Hi Nacho, I feel like we have known each other for a while now as we have worked together so many times, but for those who don't know you can you tell us a little about yourself and how you got into the CG industry?
My first contact with the world of digital art was just by chance. Thirteen years ago, a friend of mine told me that someone was looking for a sketcher for a PC game. It was a "no money-at-all" project, but we had dreams and wanted to make them reality. The PC game was finally finished and we could eventually sell some copies. I felt very proud to have been able to do the drawings (scenery, backgrounds and so forth), using crayons! At that point I was neither a professional sketcher nor did I have any idea about computers and digital art.

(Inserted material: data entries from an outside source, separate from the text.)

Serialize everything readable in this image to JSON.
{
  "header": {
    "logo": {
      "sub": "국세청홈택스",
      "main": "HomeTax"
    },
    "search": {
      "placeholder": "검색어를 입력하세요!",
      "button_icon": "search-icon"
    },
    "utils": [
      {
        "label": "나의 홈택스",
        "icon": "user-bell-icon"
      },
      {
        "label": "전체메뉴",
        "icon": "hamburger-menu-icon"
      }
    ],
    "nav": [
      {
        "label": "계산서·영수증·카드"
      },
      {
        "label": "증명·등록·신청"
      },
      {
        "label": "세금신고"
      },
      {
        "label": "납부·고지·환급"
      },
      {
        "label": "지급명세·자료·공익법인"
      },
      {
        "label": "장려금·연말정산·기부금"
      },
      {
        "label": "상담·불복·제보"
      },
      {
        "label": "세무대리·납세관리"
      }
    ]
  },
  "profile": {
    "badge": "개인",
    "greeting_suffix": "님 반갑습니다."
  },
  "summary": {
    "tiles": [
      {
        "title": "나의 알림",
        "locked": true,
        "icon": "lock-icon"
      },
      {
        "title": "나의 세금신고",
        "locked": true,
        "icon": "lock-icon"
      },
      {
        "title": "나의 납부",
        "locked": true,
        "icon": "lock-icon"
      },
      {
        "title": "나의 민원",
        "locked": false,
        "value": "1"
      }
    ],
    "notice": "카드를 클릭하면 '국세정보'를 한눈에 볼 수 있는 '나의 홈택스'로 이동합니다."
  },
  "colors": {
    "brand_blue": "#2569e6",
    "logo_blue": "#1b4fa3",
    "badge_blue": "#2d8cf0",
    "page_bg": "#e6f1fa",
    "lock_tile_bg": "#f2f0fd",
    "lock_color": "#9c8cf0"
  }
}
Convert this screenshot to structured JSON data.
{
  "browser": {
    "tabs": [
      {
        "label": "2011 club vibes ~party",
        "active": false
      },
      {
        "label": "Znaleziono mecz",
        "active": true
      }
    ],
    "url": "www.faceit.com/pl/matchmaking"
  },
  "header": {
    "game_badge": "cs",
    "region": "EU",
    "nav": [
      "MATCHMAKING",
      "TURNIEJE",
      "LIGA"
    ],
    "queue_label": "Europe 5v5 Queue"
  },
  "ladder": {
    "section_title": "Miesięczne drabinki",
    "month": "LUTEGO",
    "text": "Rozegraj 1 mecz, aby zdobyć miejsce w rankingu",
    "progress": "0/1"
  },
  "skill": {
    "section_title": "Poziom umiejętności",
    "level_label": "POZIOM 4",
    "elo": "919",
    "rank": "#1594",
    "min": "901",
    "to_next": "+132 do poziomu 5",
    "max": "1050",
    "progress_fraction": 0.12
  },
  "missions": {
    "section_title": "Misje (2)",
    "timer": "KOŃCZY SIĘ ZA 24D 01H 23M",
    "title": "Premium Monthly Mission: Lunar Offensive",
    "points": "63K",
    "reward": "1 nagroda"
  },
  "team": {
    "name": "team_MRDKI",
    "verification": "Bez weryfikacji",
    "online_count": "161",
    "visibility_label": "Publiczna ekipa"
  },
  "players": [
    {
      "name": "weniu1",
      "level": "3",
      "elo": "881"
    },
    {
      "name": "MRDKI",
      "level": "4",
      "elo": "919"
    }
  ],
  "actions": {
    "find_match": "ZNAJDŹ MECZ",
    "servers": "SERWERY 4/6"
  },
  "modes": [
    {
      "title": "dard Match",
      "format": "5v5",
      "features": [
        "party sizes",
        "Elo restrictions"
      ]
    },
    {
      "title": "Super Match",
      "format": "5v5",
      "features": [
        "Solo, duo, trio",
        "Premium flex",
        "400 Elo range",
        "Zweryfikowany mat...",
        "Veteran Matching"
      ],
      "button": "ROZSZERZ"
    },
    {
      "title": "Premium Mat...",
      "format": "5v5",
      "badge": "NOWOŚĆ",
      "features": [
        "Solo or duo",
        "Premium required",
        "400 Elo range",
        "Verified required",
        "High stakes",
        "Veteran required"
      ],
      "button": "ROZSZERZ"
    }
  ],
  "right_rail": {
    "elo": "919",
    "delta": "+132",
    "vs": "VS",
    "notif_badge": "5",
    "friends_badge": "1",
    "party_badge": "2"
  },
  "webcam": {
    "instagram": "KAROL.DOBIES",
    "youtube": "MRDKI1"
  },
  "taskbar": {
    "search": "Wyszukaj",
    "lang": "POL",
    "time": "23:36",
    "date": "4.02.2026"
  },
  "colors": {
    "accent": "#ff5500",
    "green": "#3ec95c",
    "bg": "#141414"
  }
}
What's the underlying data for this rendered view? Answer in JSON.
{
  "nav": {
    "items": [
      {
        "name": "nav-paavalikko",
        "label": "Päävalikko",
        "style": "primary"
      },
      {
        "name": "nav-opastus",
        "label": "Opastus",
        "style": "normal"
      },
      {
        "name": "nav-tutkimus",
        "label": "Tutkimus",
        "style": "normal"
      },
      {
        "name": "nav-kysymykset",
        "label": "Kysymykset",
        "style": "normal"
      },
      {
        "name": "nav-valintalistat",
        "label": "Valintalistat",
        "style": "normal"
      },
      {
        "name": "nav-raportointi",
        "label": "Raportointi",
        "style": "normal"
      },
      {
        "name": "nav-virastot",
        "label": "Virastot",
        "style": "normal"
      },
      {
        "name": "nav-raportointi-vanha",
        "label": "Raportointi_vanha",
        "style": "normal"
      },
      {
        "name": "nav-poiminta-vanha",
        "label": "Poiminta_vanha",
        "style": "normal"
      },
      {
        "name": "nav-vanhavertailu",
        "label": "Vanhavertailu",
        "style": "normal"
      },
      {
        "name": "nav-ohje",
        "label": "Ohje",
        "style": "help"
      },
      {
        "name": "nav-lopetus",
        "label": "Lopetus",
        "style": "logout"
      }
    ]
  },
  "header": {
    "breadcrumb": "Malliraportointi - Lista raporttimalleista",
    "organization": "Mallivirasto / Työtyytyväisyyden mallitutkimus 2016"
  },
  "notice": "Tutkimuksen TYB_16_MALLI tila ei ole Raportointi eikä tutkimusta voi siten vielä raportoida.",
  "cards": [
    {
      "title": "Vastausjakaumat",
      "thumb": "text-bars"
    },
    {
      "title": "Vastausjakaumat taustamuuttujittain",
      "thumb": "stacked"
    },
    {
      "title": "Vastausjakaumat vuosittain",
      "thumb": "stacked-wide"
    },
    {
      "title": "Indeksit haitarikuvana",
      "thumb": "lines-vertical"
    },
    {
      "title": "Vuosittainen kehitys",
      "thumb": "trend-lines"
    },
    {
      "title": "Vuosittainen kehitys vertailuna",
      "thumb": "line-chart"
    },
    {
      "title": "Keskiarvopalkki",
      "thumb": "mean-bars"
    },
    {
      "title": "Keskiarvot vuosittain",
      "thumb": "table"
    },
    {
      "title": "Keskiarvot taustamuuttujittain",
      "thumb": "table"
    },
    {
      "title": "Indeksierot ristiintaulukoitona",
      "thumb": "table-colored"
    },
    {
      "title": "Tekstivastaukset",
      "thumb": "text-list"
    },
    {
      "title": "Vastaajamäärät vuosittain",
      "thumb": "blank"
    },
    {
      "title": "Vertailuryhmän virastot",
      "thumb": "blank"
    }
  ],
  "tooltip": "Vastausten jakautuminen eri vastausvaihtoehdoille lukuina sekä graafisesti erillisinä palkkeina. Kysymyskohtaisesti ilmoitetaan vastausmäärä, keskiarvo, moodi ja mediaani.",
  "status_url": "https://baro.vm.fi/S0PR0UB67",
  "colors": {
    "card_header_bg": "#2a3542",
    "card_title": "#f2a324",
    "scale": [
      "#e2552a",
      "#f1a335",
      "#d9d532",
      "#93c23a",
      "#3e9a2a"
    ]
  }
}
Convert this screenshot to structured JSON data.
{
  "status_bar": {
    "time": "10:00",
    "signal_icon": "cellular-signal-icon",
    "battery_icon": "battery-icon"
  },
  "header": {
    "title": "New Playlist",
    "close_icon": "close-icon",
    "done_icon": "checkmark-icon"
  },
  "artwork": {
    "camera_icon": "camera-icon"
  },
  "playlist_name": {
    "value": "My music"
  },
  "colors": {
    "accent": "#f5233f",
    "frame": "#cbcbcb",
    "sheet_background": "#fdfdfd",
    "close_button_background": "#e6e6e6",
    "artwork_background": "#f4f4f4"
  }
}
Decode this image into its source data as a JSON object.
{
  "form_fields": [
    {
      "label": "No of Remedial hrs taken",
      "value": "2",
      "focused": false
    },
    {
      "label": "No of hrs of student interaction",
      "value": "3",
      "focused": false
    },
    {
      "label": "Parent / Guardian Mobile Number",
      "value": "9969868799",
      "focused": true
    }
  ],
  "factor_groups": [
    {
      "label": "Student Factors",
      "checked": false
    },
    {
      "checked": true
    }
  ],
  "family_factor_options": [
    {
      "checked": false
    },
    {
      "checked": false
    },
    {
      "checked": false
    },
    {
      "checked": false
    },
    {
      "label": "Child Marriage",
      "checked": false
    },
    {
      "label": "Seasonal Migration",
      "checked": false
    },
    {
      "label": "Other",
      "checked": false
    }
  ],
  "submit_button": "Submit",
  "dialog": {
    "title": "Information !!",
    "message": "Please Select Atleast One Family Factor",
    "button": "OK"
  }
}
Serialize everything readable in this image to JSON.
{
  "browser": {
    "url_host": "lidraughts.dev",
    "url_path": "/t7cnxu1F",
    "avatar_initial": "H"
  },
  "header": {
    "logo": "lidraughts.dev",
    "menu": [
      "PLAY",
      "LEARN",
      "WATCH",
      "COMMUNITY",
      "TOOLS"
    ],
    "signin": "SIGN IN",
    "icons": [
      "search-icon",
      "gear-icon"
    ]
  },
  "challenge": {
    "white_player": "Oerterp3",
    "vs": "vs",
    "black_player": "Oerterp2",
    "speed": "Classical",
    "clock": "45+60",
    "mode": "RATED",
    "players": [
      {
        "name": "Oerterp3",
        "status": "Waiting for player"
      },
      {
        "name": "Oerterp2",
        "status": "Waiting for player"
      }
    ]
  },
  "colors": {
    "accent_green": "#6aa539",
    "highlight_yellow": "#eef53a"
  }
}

After having obtained a university degree in Publicity in 2005, I soon realized that being a publicist didn't suit me at all. I didn't know what to do or where to go. I had been drawing since childhood, but it was still just a hobby.
I was lucky enough to get the opportunity to turn my hobby into a career when I was hired by a small
Nowadays I work as a freelance illustrator, and develop concept art for AAA video games. I have experience in advertising media, animation, pixelart, etc. I've worked for several companies, such as Gameloft, Global Fun, Sarabasa, and, lately, for Timegate. As for the future, I really want to be able to learn from the best artists of the world.
What are the opportunities like for a digital painter in Argentina? Do you find that you do a lot of work for foreign clients? Do you ever think of moving nearer to the huge projects?
In Argentina, lamentably, there are neither many opportunities for concept artists, nor any chance for other kinds of artists to work. My country has a high level of education and a very rich cultural history, nevertheless, many Argentine artists who have excelled because of their artistic talent have had to work abroad to win professional recognition. I think that in my country we haven't yet learnt the worth of this kind of talent; if an artist hasn't been recognized abroad first then he won't be recognized.
Argentina is a contradictory country. While everybody can study art, once you have been trained there are no working opportunities available to earn enough money to live well and meet your basic needs. Sometimes artists accept underpaid work to earn their living.
My income comes mostly from foreign clients. They appreciate my work and give me the opportunity to reach a professional level. My dream is to work for a foreign company and be taught by the best artists in the world, then to bring all this experience back to my country and teach other artist. I would like Argentina to have a greater presence in the art world and become one of the best countries to work in.
It seems like your route into the industry was a peculiar one. What advice would you give someone who had the ambition to be a concept artist?
I would say that the best thing to do is to work on any project you like, regardless of the payment you get for it. The most important thing is to have a good